  • In dry weather keep runner beans well-watered twice a week to aid setting.
  • To reduce risk of tomato blight, water directly onto the roots not the leaves.
  • Harvest sweet corn when a grain exudes milky juice when tested with a fingernail.
  • Harvest onions and shallots when the stems are dry and papery.
  • Start harvesting runner beans, parsnips and cucumbers as ready.
  • Complete harvesting of second early potatoes and begin to harvest main crop potatoes as they begin to flower.
  • Harvest early ripening apples and pears.
  • Summer prune trained fruit trees such as fans, espaliers and cordons.
  • Prune plum and damson trees after fruiting.
  • On grape vines shorten fruit bearing branches to two leaves beyond the fruit bunch.
  • Prune out fruited canes of summer raspberries.
  • Tie in new canes on raspberries and blackberries.
  • Keep protective insect mesh on carrots until autumn.
  • Cut back chives if showing signs of rust and new shoots will quickly appear. Remove mint plants showing signs of rust. The disease will persist over winter and re-infect new plants next year.
  • Pick off and destroy rosemary leaf beetle that are active at this time of year.
  • Divide clumps of chives.
  • In the greenhouse avoid splashing water onto leaves.  Moisture triggers spore germination of fungal diseases.


July jobs on your allotment

  • Hoe off weeds on bare soil, water well then cover with mulches to prevent moisture loss, for instance, pile grass clippings onto layers of newspaper.
  • Add material to compost heaps, mix greens (nitrogen rich) with browns (carbon rich) at 50/50 ratio.
  • Water heaps if dry and turn to speed up decomposition.
  • In early July continue to sow beetroot, chard, perennial spinach, kohl rabi and turnips for autumn harvesting.
  • Sow dwarf French beans.
  • Sow kale for early spring harvesting and rocket for autumn harvesting.
  • Sow beetroots Choggia or Burpees Golden for autumn eating.
  • Plant specially prepared potato tubers for Christmas crop.
  • Finish planting out leeks.
  • Remove the main shoot on cordon tomatoes where they hit the greenhouse roof, or a leaf or two above the seventh flower truss.
  • Water soft fruit and fruit trees during dry spells to encourage good fruit development.
  • Water courgettes consistently so they continue to flower and crop.
  • Mulch brassicas after rain to lock in moisture and nutrients and lessen the effect of club root.
  • Prune cherries and plums after fruiting.  Remove weak, damaged and crossing branches.
  • Pinch out climbing beans once they reach the top of supports.
  • Once harvesting of summer fruited raspberries is finished, cut old fruited canes to ground level and tie in new, healthy canes to supports.
  • Summer-prune red and white currants and gooseberries. For gooseberries trim back all side shoots to 3 or 4 buds from their point of growth and cut out shoots that cross into the middle f the bush.
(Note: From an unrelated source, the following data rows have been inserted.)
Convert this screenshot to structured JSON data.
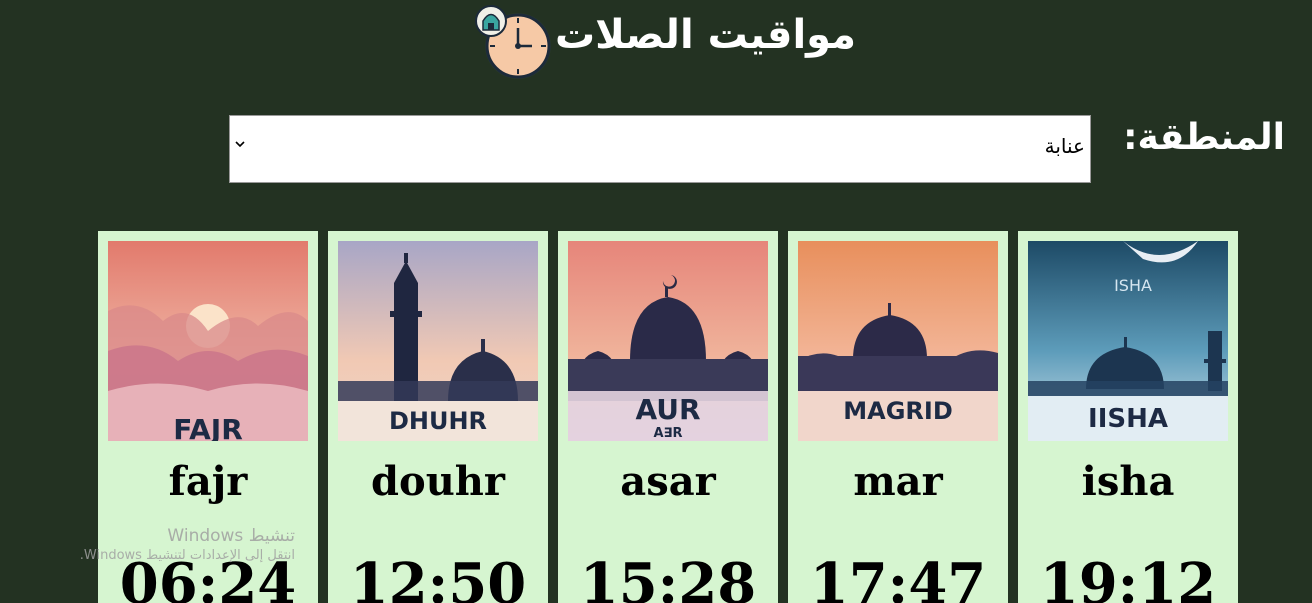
{
  "header": {
    "title": "مواقيت الصلات",
    "icon": "mosque-clock-icon"
  },
  "region": {
    "label": "المنطقة:",
    "selected": "عنابة"
  },
  "prayers": [
    {
      "name": "fajr",
      "time": "06:24",
      "image_text": "FAJR",
      "icon": "sunrise-icon"
    },
    {
      "name": "douhr",
      "time": "12:50",
      "image_text": "DHUHR",
      "icon": "minaret-icon"
    },
    {
      "name": "asar",
      "time": "15:28",
      "image_text": "AUR",
      "image_subtext": "A∃R",
      "icon": "crescent-mosque-icon"
    },
    {
      "name": "mar",
      "time": "17:47",
      "image_text": "MAGRID",
      "icon": "mosque-sunset-icon"
    },
    {
      "name": "isha",
      "time": "19:12",
      "image_text": "IISHA",
      "image_top_text": "ISHA",
      "icon": "moon-mosque-icon"
    }
  ],
  "watermark": {
    "title": "تنشيط Windows",
    "subtitle": "انتقل إلى الإعدادات لتنشيط Windows."
  },
  "colors": {
    "background": "#233222",
    "card": "#d6f5d0",
    "title_text": "#ffffff"
  }
}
News from Putney Community Gardens

The gardening course: is back on this Sunday from 10am – 12 at Boyd Court (SW15 3DD) with Martin Cobley. This week (17th June) we’ll be looking at the composition of soil and maintaining healthy compost. If we have time we’ll be diagnosing our wormery and looking to nursing it back to health.
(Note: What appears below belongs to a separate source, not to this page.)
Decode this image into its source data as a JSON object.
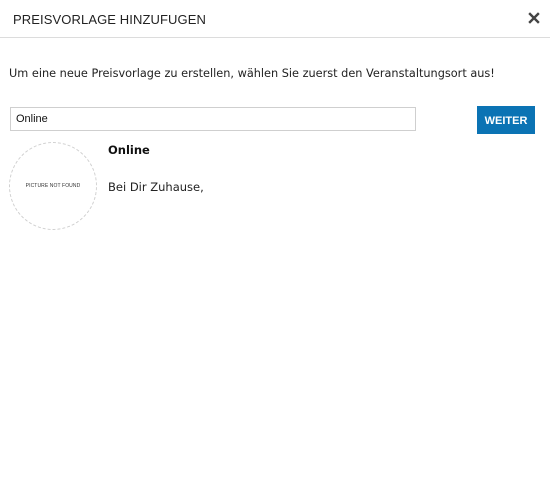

Watering: is needed! It’s getting hot and the beds could do with an extra watering every now and then. So if you’d like to help out, either at the beds or at the orchard or both, drop us a line and we can talk you and walk you through it. Some of the core gardeners will be away for some time over the summer so any extra hands on deck would be swell.
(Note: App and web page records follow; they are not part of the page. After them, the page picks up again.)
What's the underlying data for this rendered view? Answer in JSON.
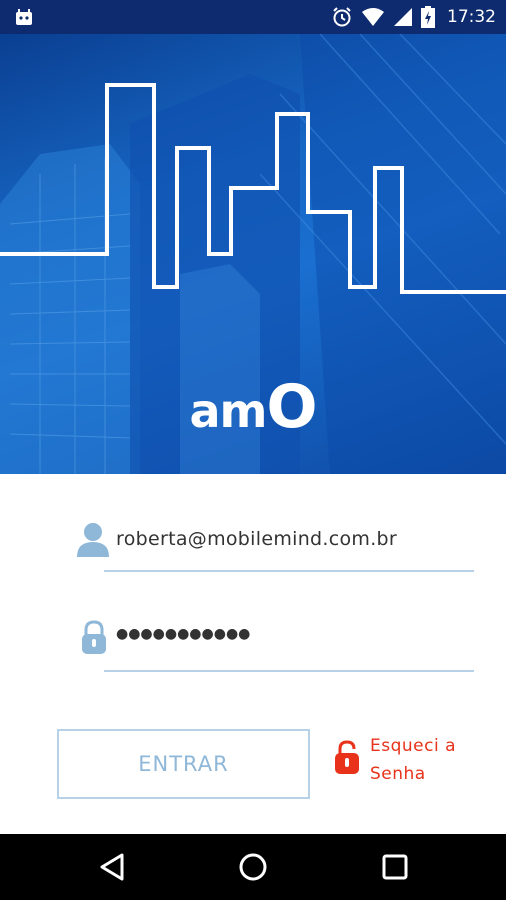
{
  "status_bar": {
    "time": "17:32",
    "icons": [
      "android-icon",
      "alarm-icon",
      "wifi-icon",
      "signal-icon",
      "battery-icon"
    ]
  },
  "hero": {
    "logo_text_small": "am",
    "logo_text_big": "O"
  },
  "login": {
    "email_value": "roberta@mobilemind.com.br",
    "password_value": "●●●●●●●●●●●",
    "submit_label": "ENTRAR",
    "forgot_line1": "Esqueci a",
    "forgot_line2": "Senha"
  },
  "colors": {
    "brand_blue": "#1a6fd0",
    "accent_red": "#e8321a",
    "field_icon": "#8eb7d8"
  }
}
Youth workshops: On the 25th and 26th of June, together with Regenerate Youth Club, we’re running a couple of gardening sessions with young people from Putney Ark Academy in our community garden. If you’d like to volunteer to support these sessions, please do get in touch.

Sunday gardening: sessions are still on weekly from 10am-12. Meet us at the orchard on the corner of Carlslake Road and Tildesley Road.

Finally, look out for us in this month’s Homelife Magazine! Contact us at info@putneycommunitygardens.org